Through the “Decreto Supremo 29272 Plan Nacional de Deasarrollo” the government expect to recover the strategic role of the Bolivian State in the sector.

Close Energy regulation role


Banco de Desarollo de America Latina. La Infraestructura en el Desarollo Integral de America Latina. 2011. Available at: [Accessed 17th September 2013]

Organizacion Latinoamericana de Energia. Diagnostico del Sector Electrico en el Area Rural de Boliva. 2005. Available at: [Accessed 17th September 2013]

Hidrocarburos Bolivia. Eficiencia energetica : el nivel Boliviana es acceptable. 19 September 2011. Available at: [Accessed 17th September 2013]

Government of Bolivia.

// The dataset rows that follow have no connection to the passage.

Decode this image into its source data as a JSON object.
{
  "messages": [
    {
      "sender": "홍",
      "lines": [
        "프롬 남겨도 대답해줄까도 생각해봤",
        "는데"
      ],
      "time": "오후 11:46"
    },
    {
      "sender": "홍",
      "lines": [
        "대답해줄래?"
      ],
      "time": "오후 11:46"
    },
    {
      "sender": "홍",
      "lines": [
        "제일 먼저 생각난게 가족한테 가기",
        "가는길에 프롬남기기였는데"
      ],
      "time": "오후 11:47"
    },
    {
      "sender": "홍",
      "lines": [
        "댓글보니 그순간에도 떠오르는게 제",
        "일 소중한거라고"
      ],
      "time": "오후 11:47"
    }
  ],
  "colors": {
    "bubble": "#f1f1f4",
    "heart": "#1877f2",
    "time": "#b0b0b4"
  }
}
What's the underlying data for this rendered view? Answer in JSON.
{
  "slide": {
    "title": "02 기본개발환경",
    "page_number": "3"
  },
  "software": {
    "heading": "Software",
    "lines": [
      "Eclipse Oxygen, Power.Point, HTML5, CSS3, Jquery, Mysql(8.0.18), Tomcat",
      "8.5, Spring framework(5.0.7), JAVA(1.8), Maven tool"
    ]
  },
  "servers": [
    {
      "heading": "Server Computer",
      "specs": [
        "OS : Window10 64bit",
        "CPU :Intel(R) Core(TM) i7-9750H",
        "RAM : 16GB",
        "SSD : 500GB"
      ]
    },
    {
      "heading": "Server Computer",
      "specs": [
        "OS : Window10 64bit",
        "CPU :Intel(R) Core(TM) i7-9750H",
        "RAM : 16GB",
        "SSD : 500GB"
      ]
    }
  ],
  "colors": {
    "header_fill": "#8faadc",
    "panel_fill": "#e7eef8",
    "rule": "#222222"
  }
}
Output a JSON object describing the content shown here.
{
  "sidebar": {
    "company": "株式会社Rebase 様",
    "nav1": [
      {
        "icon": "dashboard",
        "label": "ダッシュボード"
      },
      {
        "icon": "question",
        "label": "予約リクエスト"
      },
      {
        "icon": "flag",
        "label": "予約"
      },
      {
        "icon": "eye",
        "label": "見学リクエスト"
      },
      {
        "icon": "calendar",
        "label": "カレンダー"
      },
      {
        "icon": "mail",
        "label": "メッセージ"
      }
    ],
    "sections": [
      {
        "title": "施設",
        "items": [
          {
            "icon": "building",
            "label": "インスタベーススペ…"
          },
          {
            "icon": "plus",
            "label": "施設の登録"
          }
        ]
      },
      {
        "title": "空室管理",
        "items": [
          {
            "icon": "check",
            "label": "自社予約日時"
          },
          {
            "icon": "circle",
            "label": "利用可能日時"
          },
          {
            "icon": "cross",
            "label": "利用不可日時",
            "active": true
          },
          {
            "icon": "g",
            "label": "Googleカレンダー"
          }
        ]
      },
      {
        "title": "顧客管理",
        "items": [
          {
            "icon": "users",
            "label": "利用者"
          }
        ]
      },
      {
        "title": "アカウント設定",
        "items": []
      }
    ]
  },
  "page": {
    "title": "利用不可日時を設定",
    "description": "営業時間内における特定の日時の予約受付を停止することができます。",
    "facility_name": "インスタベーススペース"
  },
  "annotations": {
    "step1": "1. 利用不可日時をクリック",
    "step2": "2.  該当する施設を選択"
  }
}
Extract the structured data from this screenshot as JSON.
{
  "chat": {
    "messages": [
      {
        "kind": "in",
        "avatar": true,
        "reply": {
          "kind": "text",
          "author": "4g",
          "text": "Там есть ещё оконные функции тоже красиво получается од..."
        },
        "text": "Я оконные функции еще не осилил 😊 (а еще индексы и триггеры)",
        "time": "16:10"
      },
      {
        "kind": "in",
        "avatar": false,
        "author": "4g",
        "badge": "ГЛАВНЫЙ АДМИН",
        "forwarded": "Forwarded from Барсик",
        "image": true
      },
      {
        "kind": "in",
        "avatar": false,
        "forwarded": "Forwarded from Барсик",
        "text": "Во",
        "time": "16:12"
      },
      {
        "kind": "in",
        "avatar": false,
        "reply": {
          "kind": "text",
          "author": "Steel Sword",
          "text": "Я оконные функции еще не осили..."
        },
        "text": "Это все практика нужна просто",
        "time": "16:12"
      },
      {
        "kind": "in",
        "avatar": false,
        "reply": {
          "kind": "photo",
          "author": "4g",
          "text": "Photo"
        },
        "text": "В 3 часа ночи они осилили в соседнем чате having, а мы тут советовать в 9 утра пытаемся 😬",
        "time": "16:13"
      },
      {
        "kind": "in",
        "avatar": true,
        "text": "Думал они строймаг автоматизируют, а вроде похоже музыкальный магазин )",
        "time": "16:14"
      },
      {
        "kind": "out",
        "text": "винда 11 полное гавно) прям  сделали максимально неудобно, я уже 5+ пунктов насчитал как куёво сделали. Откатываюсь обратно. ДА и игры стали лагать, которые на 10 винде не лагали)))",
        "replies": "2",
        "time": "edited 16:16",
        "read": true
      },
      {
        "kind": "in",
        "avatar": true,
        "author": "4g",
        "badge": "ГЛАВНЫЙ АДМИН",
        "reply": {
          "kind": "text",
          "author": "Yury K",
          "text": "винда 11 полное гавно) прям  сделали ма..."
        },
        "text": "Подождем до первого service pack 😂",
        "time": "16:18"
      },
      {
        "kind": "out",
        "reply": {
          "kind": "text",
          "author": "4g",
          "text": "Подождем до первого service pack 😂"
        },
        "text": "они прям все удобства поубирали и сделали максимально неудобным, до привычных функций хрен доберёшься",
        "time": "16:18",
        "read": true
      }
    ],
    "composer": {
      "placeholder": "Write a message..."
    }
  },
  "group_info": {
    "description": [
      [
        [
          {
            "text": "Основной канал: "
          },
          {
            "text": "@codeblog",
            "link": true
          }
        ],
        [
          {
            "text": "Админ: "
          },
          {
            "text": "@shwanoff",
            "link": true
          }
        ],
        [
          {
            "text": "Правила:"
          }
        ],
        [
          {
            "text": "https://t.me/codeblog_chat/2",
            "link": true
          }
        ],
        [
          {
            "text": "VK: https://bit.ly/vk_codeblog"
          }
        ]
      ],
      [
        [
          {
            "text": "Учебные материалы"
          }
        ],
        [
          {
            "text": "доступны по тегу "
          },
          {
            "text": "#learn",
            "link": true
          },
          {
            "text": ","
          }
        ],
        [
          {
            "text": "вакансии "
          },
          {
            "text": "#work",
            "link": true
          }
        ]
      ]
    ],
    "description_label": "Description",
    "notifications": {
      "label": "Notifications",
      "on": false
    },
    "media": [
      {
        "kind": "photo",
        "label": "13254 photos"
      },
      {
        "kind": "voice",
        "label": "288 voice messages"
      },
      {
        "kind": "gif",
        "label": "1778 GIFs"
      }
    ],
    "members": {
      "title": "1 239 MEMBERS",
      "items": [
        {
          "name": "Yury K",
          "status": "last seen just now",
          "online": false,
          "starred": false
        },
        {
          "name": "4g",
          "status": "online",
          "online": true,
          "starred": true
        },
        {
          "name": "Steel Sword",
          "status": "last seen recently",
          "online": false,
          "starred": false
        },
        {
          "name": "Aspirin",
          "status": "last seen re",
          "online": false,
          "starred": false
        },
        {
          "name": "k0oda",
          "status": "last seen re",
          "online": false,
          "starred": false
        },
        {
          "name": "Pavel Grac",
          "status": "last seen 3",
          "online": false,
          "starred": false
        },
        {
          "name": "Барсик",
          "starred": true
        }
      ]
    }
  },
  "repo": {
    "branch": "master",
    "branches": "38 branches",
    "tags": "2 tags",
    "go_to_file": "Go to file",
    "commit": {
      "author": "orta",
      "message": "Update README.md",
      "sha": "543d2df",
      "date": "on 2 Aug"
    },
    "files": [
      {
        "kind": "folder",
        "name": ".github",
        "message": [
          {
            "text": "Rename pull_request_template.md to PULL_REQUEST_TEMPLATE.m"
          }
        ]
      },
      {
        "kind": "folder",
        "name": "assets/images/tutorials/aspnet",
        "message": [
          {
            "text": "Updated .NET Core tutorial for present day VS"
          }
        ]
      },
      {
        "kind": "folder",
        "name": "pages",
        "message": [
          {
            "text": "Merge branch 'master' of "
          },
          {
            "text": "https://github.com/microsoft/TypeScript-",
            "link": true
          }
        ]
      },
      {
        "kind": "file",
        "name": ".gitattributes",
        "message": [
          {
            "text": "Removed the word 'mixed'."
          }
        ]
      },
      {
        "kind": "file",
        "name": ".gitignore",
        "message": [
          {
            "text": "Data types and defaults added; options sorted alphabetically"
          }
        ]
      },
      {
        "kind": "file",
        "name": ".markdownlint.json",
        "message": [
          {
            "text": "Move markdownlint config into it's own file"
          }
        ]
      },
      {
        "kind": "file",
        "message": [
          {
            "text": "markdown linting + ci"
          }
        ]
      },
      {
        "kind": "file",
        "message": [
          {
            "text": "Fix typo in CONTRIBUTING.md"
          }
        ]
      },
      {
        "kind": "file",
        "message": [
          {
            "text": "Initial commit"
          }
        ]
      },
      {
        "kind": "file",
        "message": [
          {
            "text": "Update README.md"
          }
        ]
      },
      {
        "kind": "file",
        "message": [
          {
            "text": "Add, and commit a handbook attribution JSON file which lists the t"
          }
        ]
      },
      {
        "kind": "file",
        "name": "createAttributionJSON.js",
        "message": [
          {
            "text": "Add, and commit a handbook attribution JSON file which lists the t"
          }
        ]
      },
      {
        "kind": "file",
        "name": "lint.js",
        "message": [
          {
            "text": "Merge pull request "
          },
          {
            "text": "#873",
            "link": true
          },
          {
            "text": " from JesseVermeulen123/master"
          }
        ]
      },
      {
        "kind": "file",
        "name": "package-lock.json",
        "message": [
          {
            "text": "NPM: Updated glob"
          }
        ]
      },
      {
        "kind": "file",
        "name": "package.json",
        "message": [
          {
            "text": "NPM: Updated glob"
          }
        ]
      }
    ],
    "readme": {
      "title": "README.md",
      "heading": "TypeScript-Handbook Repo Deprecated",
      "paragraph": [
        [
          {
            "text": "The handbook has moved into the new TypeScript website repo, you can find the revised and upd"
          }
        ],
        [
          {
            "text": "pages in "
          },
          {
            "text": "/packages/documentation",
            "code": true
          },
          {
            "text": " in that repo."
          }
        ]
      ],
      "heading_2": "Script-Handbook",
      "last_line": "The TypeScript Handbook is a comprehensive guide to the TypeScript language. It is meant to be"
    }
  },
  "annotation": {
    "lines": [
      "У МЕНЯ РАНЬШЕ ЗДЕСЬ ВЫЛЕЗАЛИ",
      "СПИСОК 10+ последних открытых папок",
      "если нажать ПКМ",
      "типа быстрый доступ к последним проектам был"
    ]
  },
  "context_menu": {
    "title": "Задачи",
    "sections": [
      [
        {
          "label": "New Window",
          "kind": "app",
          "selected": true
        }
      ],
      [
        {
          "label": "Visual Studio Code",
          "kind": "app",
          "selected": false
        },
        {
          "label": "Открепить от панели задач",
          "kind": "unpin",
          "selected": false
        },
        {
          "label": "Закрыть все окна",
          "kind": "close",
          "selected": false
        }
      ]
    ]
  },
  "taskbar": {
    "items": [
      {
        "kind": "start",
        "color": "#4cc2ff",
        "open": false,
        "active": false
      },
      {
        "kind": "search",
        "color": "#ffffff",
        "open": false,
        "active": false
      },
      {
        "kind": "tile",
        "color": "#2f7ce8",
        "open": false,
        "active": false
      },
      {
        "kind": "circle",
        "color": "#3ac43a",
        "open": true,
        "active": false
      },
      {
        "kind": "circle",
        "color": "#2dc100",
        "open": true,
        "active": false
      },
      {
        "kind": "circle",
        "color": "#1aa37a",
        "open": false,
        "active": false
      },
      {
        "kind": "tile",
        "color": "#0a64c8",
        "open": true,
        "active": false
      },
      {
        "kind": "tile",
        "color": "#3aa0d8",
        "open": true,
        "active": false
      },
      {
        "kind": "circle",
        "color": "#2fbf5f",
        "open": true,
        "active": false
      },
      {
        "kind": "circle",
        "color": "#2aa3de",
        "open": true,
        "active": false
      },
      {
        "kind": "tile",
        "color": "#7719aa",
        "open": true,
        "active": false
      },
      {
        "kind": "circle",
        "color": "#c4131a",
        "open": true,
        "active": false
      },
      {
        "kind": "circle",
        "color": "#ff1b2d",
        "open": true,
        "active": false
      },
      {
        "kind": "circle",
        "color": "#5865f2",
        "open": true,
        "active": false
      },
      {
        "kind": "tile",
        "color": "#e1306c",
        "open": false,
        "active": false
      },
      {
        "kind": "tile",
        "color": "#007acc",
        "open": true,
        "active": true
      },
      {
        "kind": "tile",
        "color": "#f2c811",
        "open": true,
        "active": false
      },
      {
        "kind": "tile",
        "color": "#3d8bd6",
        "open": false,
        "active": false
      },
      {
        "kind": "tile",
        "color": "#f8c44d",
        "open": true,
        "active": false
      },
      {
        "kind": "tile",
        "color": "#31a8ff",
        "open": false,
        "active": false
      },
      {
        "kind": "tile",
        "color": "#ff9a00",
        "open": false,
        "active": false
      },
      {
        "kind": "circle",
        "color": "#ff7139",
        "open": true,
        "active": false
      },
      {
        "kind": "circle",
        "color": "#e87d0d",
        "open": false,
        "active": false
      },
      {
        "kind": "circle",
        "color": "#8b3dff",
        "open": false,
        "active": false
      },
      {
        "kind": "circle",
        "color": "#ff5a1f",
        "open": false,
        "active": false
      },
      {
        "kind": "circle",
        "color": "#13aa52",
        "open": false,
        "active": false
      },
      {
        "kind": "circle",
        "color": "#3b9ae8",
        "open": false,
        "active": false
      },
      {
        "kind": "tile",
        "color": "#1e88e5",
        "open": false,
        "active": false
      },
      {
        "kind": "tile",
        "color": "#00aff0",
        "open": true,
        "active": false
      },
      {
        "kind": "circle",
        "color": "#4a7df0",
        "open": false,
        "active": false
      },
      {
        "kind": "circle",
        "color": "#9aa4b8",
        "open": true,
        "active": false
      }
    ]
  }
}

Supreme Decree No. 0111. Available at: [Accessed 17th September 2013]

El Diario. Opinion: Salvemos a la EBIH. 21 August 2011. Available at: [Accessed 17th September 2013]

Ministerio de Hidrocarburos & Energia. Resultados del Programa Electricidad para Vivir con Dignidad. June 2011. Available at: [Accessed 17th September 2013]

Ministerio de Hidrocarburos y Energía. [Accessed 17th September 2013]

Autoridad de Fiscalización y Control Social de Electricidad. Available at: [Accessed 17th September 2013]

Agencia Nacional de Hidrocarburos. [Accessed 17th September 2013]

Empresa Nacional de Electricidad. [Accessed 17th September 2013]

Yacimientos Petrolíferos Fiscales. Available at: [Accessed 17th September 2013] Close References